Tibet's political fortunes have undergone numerous vicissitudes since the fifth Dalai Lama first ascended to political power in Tibet in 1642. In this century, a forty-year period of de facto independence following the fall of the Qing dynasty in 1911 ended abruptly when the Chinese Communists forcibly incorporated Tibet into their new state and began the series of changes that destroyed much of Tibet's traditional social, cultural, and economic system. After the death of Mao in 1976, the rise to power of Deng Xiaoping quickly produced a change in attitude in Beijing and a major initiative to negotiate with the Dalai Lama to solve the conflict. This failed. With the death of Deng Xiaoping, the future of Tibet is more uncertain than ever, and Goldstein argues that the conflict could easily erupt into violence.
Drawing upon his deep knowledge of the Tibetan culture and people, Goldstein takes us through the history of Tibet, concentrating on the political and cultural negotiations over the status of Tibet from the turn of the century to the present. He describes the role of Tibet in Chinese politics, the feeble and conflicting responses of foreign governments, overtures and rebuffs on both sides, and the nationalistic emotions that are inextricably entwined in the political debate. Ultimately, he presents a plan for a reasoned compromise, identifying key aspects of the conflict and appealing to the United States to play an active diplomatic role. Clearly written and carefully argued, this book will become the definitive source for anyone seeking an understanding of the Tibet Question during this dangerous turning point in its turbulent history.
Tibetans could also travel abroad to visit their relatives. As this internal strategy emerged, Beijing also pursued its external strategy with the Dalai Lama. Informal discussions continued during the 1979-1981 period, including the following letter sent by the Dalai Lama to Deng Xiaoping on March 23, 1981: The three fact-finding delegations have been able to find out both the positive and negative aspects of the situation in Tibet. If the Tibetan people's identity is preserved and if they are
Congress-driven move to create a new U.S. foreign policy that would proactively seek settlement of the Tibet Question in a manner favorable to the Dalai Lama. From out of nowhere, therefore, the United States was again actively involved in the Tibet Question, albeit through Congress rather than the executive branch or the State Department. THE FIRST RIOT—OCTOBER 1, 1987 These activities of the Dalai Lama in the United States were widely known and eagerly followed in Lhasa.19 Tibetans regularly
senior officials in Tibet. At this time Beijing also made a decision that, in retrospect, was ill conceived. On the defensive internationally, the Chinese leadership apparently felt it was important to show the world that its liberal Tibetan religious policy was working, so it pushed ahead with the Great Prayer Festival. Wu Jinghua, the head of the TAR, announced that just as he had come to the Prayer Festival in Tibetan dress in the past, he would do so again this coming year to publicly show
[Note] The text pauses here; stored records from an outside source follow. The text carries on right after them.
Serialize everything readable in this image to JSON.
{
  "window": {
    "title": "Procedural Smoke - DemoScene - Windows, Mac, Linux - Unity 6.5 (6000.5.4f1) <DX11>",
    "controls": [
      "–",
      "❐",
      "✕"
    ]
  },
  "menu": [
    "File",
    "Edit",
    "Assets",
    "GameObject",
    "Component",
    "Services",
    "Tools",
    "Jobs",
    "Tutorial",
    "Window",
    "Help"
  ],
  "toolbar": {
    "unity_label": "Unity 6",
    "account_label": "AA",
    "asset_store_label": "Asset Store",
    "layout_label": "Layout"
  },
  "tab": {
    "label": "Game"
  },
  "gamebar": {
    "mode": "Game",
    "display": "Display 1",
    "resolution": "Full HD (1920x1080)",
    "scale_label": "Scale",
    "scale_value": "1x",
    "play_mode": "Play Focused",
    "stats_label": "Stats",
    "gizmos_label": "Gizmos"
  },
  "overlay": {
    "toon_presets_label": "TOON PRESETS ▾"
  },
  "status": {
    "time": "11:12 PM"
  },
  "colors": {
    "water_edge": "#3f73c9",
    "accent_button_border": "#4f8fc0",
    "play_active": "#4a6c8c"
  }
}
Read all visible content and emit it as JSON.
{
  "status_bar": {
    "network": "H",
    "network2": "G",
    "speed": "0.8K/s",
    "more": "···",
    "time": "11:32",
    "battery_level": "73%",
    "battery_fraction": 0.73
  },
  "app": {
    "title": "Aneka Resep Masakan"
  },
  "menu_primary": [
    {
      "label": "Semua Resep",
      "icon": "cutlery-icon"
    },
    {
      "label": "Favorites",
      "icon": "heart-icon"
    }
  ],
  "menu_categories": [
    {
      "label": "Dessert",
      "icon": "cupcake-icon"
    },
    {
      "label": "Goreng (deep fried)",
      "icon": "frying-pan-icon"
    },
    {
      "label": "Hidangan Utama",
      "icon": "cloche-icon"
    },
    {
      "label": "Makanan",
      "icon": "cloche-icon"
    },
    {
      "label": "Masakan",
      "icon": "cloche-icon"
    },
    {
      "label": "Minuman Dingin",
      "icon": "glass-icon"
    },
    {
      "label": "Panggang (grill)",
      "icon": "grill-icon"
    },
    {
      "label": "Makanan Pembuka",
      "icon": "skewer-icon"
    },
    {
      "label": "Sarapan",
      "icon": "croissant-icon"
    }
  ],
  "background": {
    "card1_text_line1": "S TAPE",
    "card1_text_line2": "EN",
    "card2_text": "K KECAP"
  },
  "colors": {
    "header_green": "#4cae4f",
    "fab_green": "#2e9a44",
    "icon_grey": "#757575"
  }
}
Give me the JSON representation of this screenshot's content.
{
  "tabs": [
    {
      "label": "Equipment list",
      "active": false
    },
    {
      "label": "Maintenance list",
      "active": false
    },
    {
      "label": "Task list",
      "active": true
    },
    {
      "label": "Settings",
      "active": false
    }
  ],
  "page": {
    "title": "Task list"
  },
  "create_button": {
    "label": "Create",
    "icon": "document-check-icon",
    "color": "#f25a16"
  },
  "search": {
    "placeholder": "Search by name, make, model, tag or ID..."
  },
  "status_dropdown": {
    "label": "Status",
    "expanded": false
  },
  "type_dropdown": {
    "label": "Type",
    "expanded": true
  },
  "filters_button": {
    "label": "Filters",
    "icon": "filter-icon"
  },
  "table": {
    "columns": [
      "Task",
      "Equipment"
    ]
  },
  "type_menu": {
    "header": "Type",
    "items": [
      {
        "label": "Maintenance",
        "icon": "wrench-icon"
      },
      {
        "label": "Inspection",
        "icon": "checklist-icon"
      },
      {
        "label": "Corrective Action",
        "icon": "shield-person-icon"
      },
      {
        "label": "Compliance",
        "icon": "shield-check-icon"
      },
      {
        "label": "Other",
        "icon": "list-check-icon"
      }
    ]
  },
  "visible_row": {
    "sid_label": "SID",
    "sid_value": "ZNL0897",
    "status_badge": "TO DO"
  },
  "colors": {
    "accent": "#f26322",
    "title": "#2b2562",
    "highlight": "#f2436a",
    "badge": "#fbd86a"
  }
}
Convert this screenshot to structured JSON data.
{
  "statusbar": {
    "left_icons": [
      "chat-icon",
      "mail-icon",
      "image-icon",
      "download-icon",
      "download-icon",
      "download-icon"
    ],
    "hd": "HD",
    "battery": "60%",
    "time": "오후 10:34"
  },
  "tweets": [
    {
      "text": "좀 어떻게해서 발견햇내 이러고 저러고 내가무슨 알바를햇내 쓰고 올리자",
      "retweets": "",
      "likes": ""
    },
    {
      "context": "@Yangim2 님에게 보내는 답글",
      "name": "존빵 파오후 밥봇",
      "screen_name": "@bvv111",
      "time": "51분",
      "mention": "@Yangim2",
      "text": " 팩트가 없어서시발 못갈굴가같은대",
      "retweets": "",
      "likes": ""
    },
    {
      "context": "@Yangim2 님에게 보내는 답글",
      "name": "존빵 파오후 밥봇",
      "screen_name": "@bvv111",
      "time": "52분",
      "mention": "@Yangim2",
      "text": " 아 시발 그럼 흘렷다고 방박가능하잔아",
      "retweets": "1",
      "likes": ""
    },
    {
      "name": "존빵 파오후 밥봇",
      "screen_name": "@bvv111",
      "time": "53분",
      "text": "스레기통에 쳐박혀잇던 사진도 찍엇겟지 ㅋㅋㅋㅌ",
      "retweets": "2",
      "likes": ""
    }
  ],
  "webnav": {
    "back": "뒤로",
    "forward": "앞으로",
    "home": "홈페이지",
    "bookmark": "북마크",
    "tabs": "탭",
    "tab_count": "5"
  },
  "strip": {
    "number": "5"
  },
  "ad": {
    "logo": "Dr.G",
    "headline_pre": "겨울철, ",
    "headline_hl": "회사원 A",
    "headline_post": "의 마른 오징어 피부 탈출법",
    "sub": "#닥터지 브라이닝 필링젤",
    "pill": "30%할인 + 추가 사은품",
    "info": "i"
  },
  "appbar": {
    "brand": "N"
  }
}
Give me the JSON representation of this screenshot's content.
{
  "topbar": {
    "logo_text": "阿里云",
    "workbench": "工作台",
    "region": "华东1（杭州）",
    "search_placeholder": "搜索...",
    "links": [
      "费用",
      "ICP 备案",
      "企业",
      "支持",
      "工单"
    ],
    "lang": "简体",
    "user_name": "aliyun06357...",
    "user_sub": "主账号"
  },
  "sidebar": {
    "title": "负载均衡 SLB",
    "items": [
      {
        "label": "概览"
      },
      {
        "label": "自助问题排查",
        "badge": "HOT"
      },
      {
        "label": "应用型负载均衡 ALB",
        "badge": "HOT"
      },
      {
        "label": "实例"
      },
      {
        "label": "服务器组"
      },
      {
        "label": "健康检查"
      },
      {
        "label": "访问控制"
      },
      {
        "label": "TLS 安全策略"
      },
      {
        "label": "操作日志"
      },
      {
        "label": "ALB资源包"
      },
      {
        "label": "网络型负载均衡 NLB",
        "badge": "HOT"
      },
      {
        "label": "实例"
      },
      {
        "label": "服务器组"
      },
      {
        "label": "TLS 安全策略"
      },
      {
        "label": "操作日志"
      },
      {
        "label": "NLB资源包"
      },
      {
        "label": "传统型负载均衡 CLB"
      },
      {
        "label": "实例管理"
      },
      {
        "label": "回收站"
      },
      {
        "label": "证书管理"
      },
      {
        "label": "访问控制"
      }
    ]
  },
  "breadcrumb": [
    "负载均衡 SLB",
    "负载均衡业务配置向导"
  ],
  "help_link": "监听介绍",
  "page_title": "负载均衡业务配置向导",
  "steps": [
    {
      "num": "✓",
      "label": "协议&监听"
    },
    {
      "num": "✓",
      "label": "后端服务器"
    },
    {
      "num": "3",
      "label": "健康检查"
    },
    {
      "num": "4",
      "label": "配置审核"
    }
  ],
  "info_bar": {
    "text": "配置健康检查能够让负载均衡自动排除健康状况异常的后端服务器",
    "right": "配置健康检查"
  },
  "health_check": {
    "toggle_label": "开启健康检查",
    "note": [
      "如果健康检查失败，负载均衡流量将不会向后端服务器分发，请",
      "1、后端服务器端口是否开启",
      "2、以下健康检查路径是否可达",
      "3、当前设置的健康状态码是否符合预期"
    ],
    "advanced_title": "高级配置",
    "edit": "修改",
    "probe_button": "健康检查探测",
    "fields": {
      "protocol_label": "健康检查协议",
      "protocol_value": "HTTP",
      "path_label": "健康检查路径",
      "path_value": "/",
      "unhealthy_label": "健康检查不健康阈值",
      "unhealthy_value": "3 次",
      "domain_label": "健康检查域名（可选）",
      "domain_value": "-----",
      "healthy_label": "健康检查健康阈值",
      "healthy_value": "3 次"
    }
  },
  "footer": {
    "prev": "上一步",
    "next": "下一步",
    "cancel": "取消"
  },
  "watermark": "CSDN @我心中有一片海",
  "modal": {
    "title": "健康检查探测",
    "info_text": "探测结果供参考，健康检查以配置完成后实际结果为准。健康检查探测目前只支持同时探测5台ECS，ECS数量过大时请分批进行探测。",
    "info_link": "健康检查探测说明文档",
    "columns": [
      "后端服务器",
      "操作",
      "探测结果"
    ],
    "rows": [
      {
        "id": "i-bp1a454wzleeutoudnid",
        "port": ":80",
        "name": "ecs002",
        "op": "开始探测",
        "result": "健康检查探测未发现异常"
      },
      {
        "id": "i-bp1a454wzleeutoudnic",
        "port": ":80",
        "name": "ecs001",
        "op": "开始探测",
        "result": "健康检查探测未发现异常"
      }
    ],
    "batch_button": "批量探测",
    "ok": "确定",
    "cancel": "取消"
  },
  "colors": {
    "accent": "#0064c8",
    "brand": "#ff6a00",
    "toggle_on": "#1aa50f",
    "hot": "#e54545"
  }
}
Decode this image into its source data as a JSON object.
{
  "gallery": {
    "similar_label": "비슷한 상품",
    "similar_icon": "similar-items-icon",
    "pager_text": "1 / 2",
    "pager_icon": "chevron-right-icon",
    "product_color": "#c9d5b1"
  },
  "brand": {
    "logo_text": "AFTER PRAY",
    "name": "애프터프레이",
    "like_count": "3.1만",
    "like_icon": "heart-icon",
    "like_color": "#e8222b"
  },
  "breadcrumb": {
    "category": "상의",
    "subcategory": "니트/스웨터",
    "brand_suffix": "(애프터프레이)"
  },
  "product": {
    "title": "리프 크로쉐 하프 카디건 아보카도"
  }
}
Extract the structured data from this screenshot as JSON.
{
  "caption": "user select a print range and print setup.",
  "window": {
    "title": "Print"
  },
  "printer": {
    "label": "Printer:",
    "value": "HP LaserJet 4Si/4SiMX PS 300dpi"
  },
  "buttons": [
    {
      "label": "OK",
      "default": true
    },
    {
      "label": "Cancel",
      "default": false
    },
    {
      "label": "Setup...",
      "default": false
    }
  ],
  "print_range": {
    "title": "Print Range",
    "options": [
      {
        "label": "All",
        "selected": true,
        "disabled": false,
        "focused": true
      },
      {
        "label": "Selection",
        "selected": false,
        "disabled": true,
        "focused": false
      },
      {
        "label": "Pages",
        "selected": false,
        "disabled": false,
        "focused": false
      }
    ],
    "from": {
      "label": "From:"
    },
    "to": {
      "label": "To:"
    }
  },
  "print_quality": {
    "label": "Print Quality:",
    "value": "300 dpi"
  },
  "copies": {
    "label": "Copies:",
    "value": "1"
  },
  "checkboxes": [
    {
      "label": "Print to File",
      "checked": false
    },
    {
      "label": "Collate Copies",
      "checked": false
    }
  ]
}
Panchen Lama. The Dalai Lama, however, refused to accept the boy found in Qinghai province, instructing the Panchen Lama's entourage in China to send him to Lhasa for a final examination that would include two other candidates. When the late Panchen's officials objected, insisting they were positive their boy was the true incarnation, the Tibetan government withheld its final recognition of the Qinghai boy as the new Panchen Lama. The Panchen Lama's officials in China meanwhile had also been
open-door policy for tourists and businesspeople, Beijing could not prevent explosives from entering its major points of entry in Eastern China. However, like the compromise option, this resort to force would be extremely difficult for the Dalai Lama to sanction given his strong feelings about nonviolence, but it may also be difficult for him to prevent.24 His own failure to force China to moderate its policies at a time when the character of Tibet is so obviously being altered could lead more